If we use no spectral dependence of optical constants at all, use optical models that are given by some functional dependence of dielectric properties, e.g. the metal models like Drude + critical points, or if we fit our optical constants to be in this form, we can run the calculations with broadband excitation, significantly shortening the computation time and not needing any script at all.
Broadband calculations in FDTD are based on use of a broadband excitation, so instead of feeding our source with a sine function we use something with wider spectrum, like Gaussian function. Then we analyze the results using Fourier transform to get the spectral dependence.
An example that can be used to benchmark such calculation can be the reflection on a thick gold metal layer, that should give the results comparable to reference values (refractiveindex.info).
Note that the disagreement between the model results and reference values is mostly caused by the Drude+2CP model itself - the dielectric properties used in the calculations are already an approximation.
There are several aspects to consider when setting up broadband calculations. The FFT result is discrete and the set of wavelengths that are computed depends on the length of the input data. As seen above, it is also non-linear, the most dense are the high frequencies (short wavelengths). The source itself has some spectral dependence and the result should be corrected for this (the source spectrum is automatically placed in xspectrum.txt file). A more detailed tutorial on these aspects will be available in future.
Sample parameter file: broadband calculation.

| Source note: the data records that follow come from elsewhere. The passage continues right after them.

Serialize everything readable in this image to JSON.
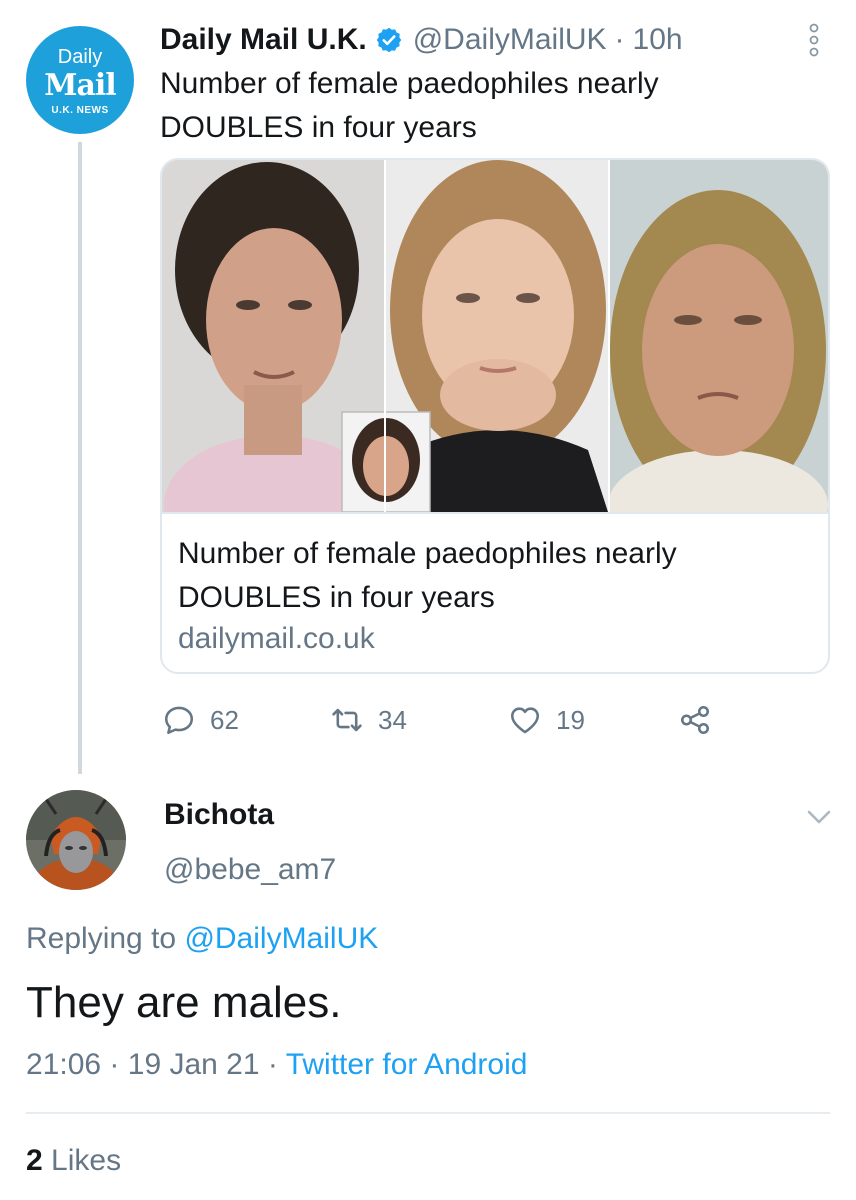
{
  "parent_tweet": {
    "avatar": {
      "line1": "Daily",
      "line2": "Mail",
      "line3": "U.K. NEWS"
    },
    "display_name": "Daily Mail U.K.",
    "handle": "@DailyMailUK",
    "separator": "·",
    "time": "10h",
    "text": "Number of female paedophiles nearly DOUBLES in four years",
    "card": {
      "title": "Number of female paedophiles nearly DOUBLES in four years",
      "domain": "dailymail.co.uk"
    },
    "actions": {
      "replies": "62",
      "retweets": "34",
      "likes": "19"
    }
  },
  "reply_tweet": {
    "display_name": "Bichota",
    "handle": "@bebe_am7",
    "replying_prefix": "Replying to ",
    "replying_to": "@DailyMailUK",
    "text": "They are males.",
    "time": "21:06",
    "sep1": "·",
    "date": "19 Jan 21",
    "sep2": "·",
    "source": "Twitter for Android",
    "likes_count": "2",
    "likes_label": "Likes"
  },
  "colors": {
    "brand_blue": "#1da1f2",
    "daily_mail_blue": "#1ea1da",
    "muted_text": "#657786",
    "border": "#e1e8ed"
  },
  "icons": {
    "verified": "verified-badge-icon",
    "more": "more-vertical-icon",
    "reply": "reply-icon",
    "retweet": "retweet-icon",
    "like": "heart-icon",
    "share": "share-icon",
    "chevron": "chevron-down-icon"
  }
}
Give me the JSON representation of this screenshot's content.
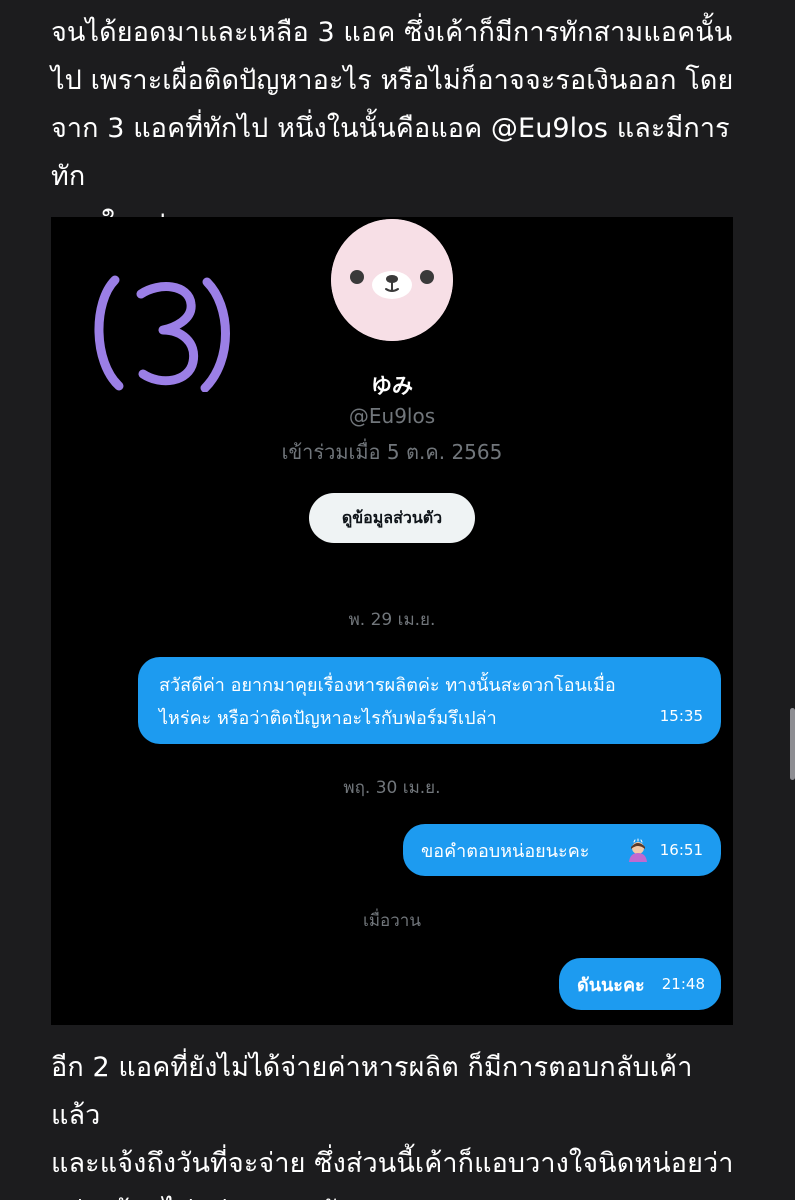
{
  "article": {
    "paragraph_top": "จนได้ยอดมาและเหลือ 3 แอค ซึ่งเค้าก็มีการทักสามแอคนั้น\nไป เพราะเผื่อติดปัญหาอะไร หรือไม่ก็อาจจะรอเงินออก โดย\nจาก 3 แอคที่ทักไป หนึ่งในนั้นคือแอค @Eu9los และมีการทัก\nตามในรูป",
    "paragraph_bottom": "อีก 2 แอคที่ยังไม่ได้จ่ายค่าหารผลิต ก็มีการตอบกลับเค้าแล้ว\nและแจ้งถึงวันที่จะจ่าย ซึ่งส่วนนี้เค้าก็แอบวางใจนิดหน่อยว่า\nอย่างน้อยไม่ปล่อยเบลอกัน"
  },
  "screenshot": {
    "annotation_number": "(3)",
    "annotation_color": "#9b7fe6",
    "profile": {
      "display_name": "ゆみ",
      "handle": "@Eu9los",
      "joined": "เข้าร่วมเมื่อ 5 ต.ค. 2565",
      "view_profile_label": "ดูข้อมูลส่วนตัว",
      "avatar_icon": "bear-face-icon"
    },
    "date_separators": [
      "พ. 29 เม.ย.",
      "พฤ. 30 เม.ย.",
      "เมื่อวาน"
    ],
    "messages": [
      {
        "text": "สวัสดีค่า อยากมาคุยเรื่องหารผลิตค่ะ ทางนั้นสะดวกโอนเมื่อ\nไหร่คะ หรือว่าติดปัญหาอะไรกับฟอร์มรึเปล่า",
        "time": "15:35"
      },
      {
        "text": "ขอคำตอบหน่อยนะคะ",
        "emoji": "person-bowing-icon",
        "time": "16:51"
      },
      {
        "text": "ดันนะคะ",
        "time": "21:48"
      }
    ],
    "bubble_color": "#1d9bf0"
  }
}
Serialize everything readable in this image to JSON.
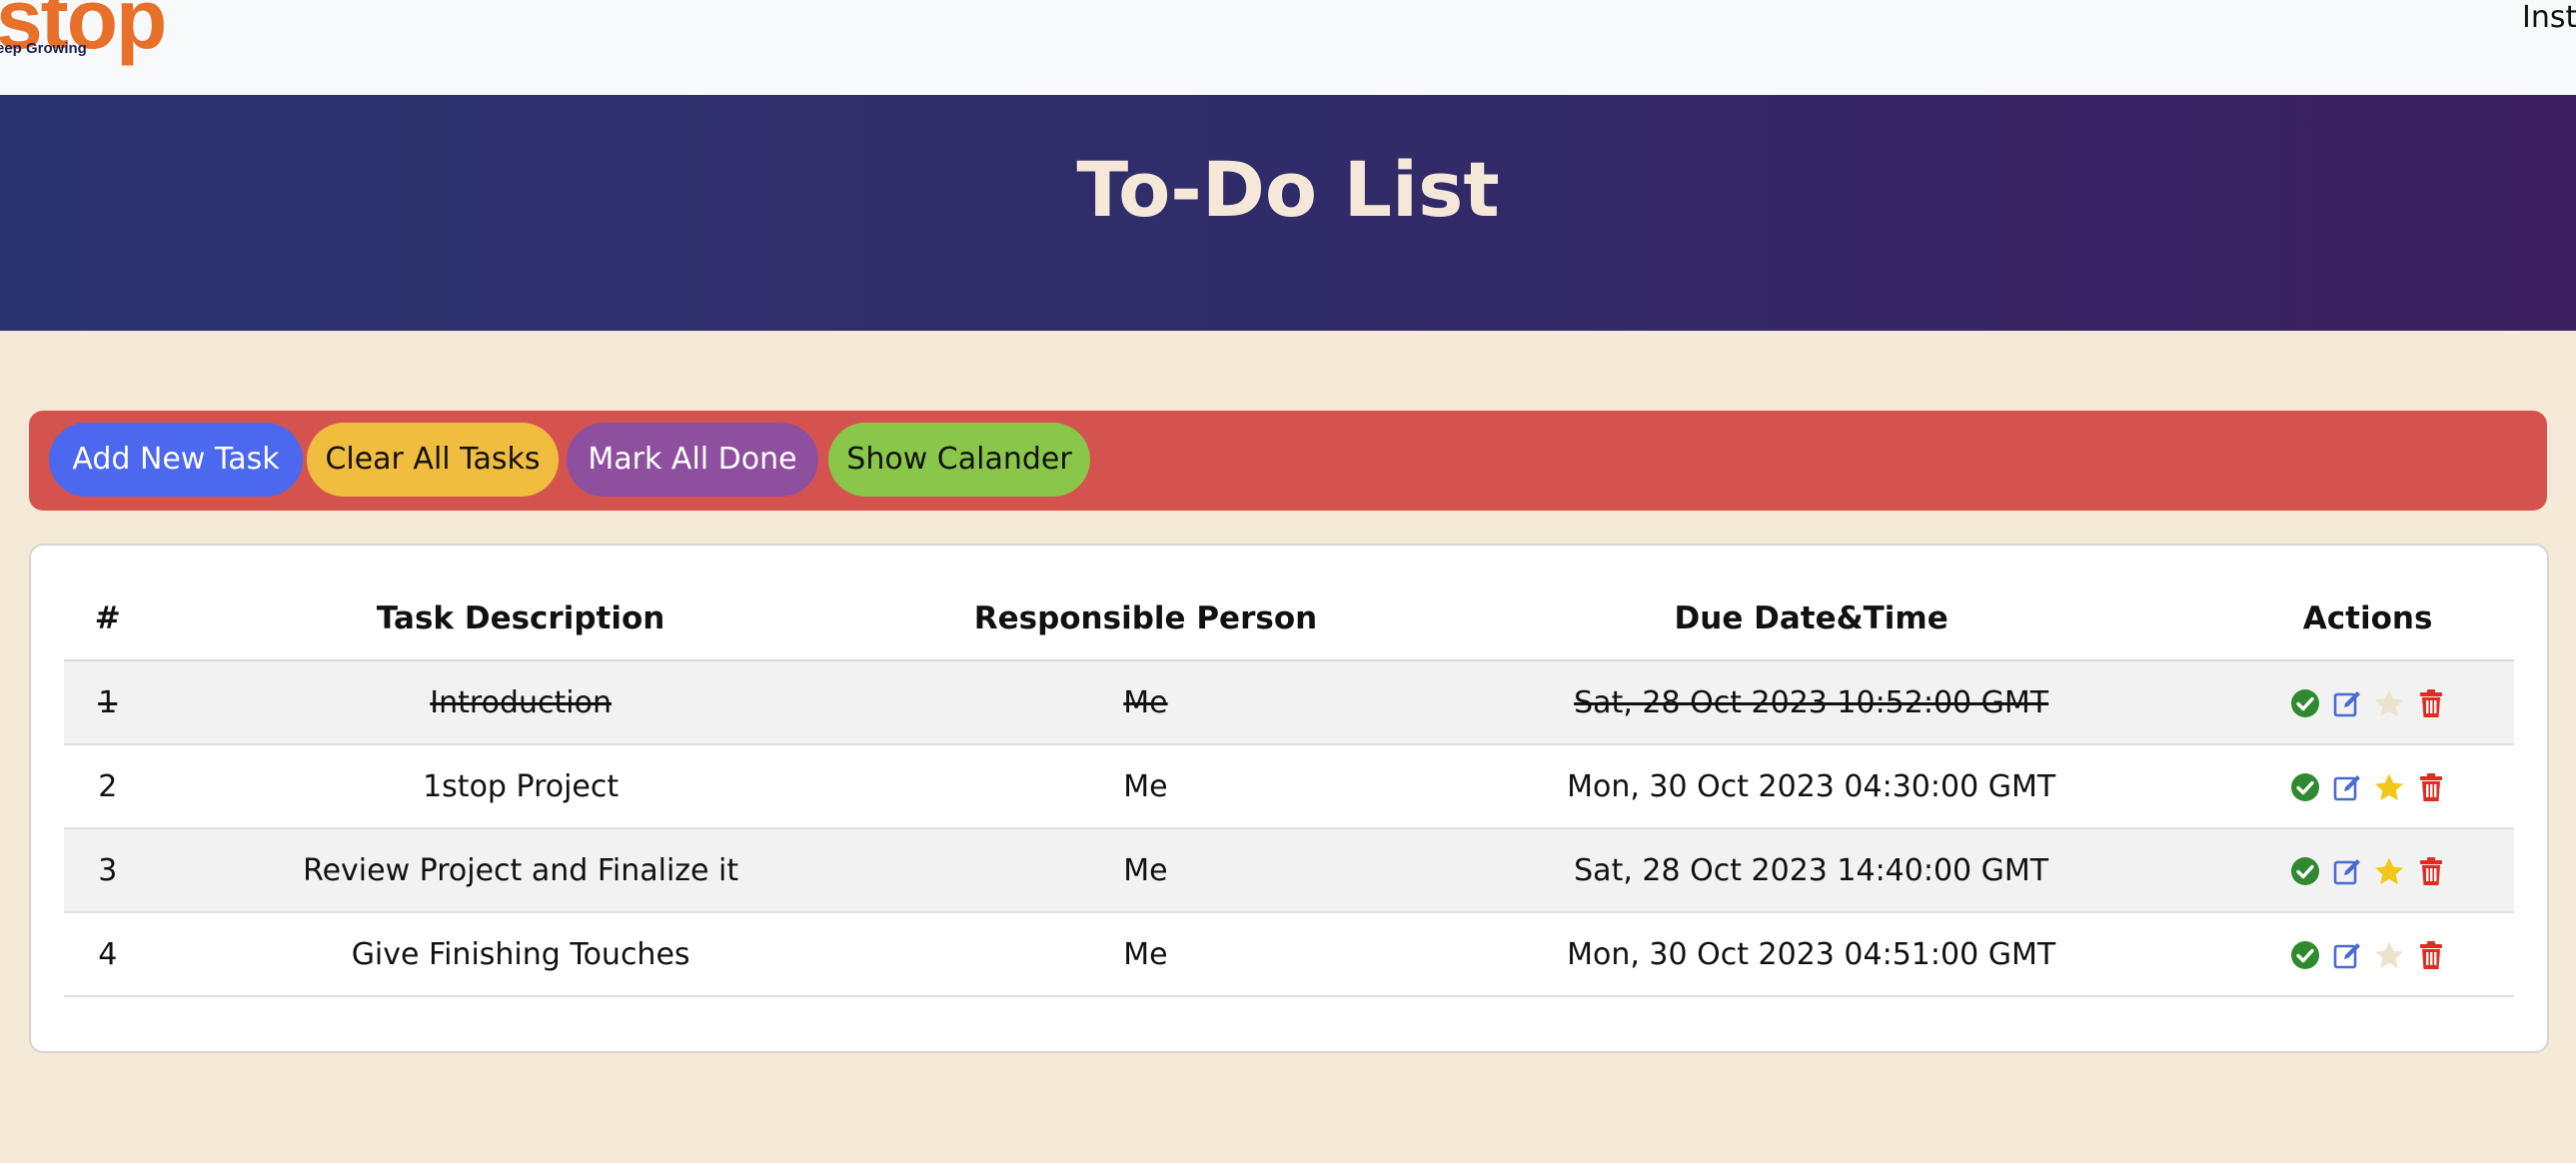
{
  "navbar": {
    "logo_word": "stop",
    "logo_tagline": "eep Growing",
    "right_text": "Inst"
  },
  "banner": {
    "title": "To-Do List"
  },
  "toolbar": {
    "add_label": "Add New Task",
    "clear_label": "Clear All Tasks",
    "mark_done_label": "Mark All Done",
    "calendar_label": "Show Calander"
  },
  "table": {
    "headers": [
      "#",
      "Task Description",
      "Responsible Person",
      "Due Date&Time",
      "Actions"
    ],
    "rows": [
      {
        "num": "1",
        "description": "Introduction",
        "person": "Me",
        "due": "Sat, 28 Oct 2023 10:52:00 GMT",
        "done": true,
        "starred": false
      },
      {
        "num": "2",
        "description": "1stop Project",
        "person": "Me",
        "due": "Mon, 30 Oct 2023 04:30:00 GMT",
        "done": false,
        "starred": true
      },
      {
        "num": "3",
        "description": "Review Project and Finalize it",
        "person": "Me",
        "due": "Sat, 28 Oct 2023 14:40:00 GMT",
        "done": false,
        "starred": true
      },
      {
        "num": "4",
        "description": "Give Finishing Touches",
        "person": "Me",
        "due": "Mon, 30 Oct 2023 04:51:00 GMT",
        "done": false,
        "starred": false
      }
    ]
  },
  "icons": {
    "complete": "check-circle-icon",
    "edit": "edit-icon",
    "star": "star-icon",
    "delete": "trash-icon"
  },
  "colors": {
    "page_bg": "#f5ead8",
    "banner_start": "#2b336e",
    "banner_end": "#3c2061",
    "toolbar_bg": "#d5534e",
    "add_button": "#4b68ee",
    "clear_button": "#f1bd3f",
    "mark_done_button": "#8e4f9f",
    "calendar_button": "#8ac649",
    "check": "#2f8a2f",
    "edit": "#4a6bd0",
    "star_on": "#f2c718",
    "star_off": "#ece3cf",
    "trash": "#e02b20"
  }
}
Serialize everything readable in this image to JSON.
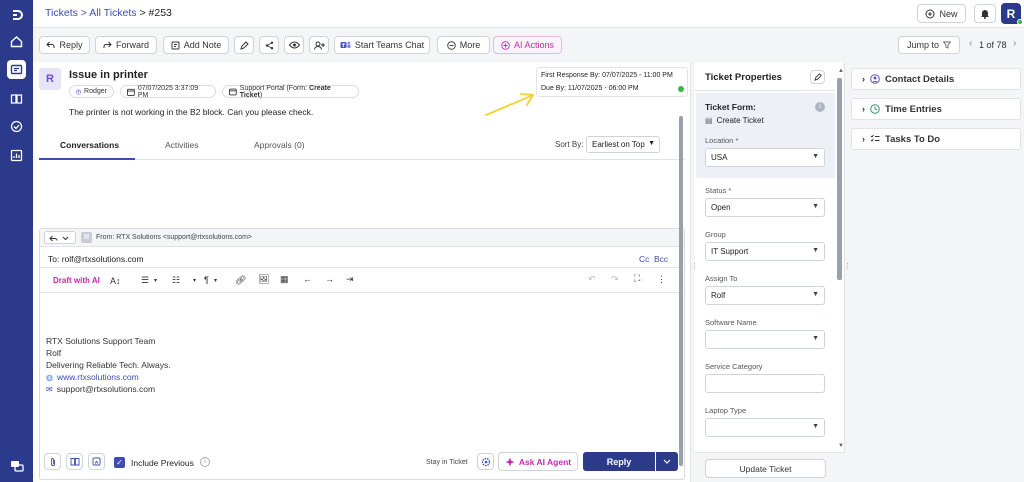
{
  "breadcrumb": {
    "tickets": "Tickets",
    "sep1": ">",
    "all_tickets": "All Tickets",
    "sep2": ">",
    "current": "#253"
  },
  "top_actions": {
    "new_label": "New",
    "user_initial": "R"
  },
  "toolbar": {
    "reply": "Reply",
    "forward": "Forward",
    "add_note": "Add Note",
    "start_teams_chat": "Start Teams Chat",
    "more": "More",
    "ai_actions": "AI Actions",
    "jump_to": "Jump to",
    "pagination": "1 of 78"
  },
  "ticket": {
    "avatar_initial": "R",
    "title": "Issue in printer",
    "requester": "Rodger",
    "created": "07/07/2025 3:37:09 PM",
    "source_prefix": "Support Portal (Form: ",
    "source_form": "Create Ticket",
    "source_suffix": ")",
    "description": "The printer is not working in the B2 block. Can you please check.",
    "sla": {
      "first_response_label": "First Response By:",
      "first_response_value": "07/07/2025 - 11:00 PM",
      "due_label": "Due By:",
      "due_value": "11/07/2025 - 06:00 PM"
    }
  },
  "tabs": {
    "conversations": "Conversations",
    "activities": "Activities",
    "approvals": "Approvals (0)"
  },
  "sort": {
    "label": "Sort By:",
    "value": "Earliest on Top"
  },
  "editor": {
    "from_label": "From:",
    "from_value": "RTX Solutions <support@rtxsolutions.com>",
    "to_value": "To: rolf@rtxsolutions.com",
    "cc": "Cc",
    "bcc": "Bcc",
    "draft_ai": "Draft with AI",
    "signature": {
      "line1": "RTX Solutions Support Team",
      "line2": "Rolf",
      "line3": "Delivering Reliable Tech. Always.",
      "website": "www.rtxsolutions.com",
      "email": "support@rtxsolutions.com"
    },
    "include_previous": "Include Previous",
    "stay_in_ticket": "Stay in Ticket",
    "ask_ai_agent": "Ask AI Agent",
    "reply_button": "Reply"
  },
  "properties": {
    "title": "Ticket Properties",
    "form_label": "Ticket Form:",
    "form_value": "Create Ticket",
    "location_label": "Location",
    "location_value": "USA",
    "status_label": "Status",
    "status_value": "Open",
    "group_label": "Group",
    "group_value": "IT Support",
    "assign_label": "Assign To",
    "assign_value": "Rolf",
    "software_label": "Software Name",
    "software_value": "",
    "category_label": "Service Category",
    "category_value": "",
    "laptop_label": "Laptop Type",
    "laptop_value": "",
    "required_mark": "*",
    "update_button": "Update Ticket"
  },
  "right_panel": {
    "contact_details": "Contact Details",
    "time_entries": "Time Entries",
    "tasks_to_do": "Tasks To Do"
  },
  "colors": {
    "rail": "#2c3a8c",
    "accent": "#3d4eb0",
    "ai_magenta": "#c02bb0",
    "arrow_yellow": "#f4d33a",
    "online_green": "#3bb54a"
  }
}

A thin stripe of material with periodic boundary conditions to simulate reflection on a metallic material using broadband excitation. Results of calculation are in rpoint_broadband_fft.txt (FFT processed values at point above the gold layer) and xspectrum.txt (source spectral dependence).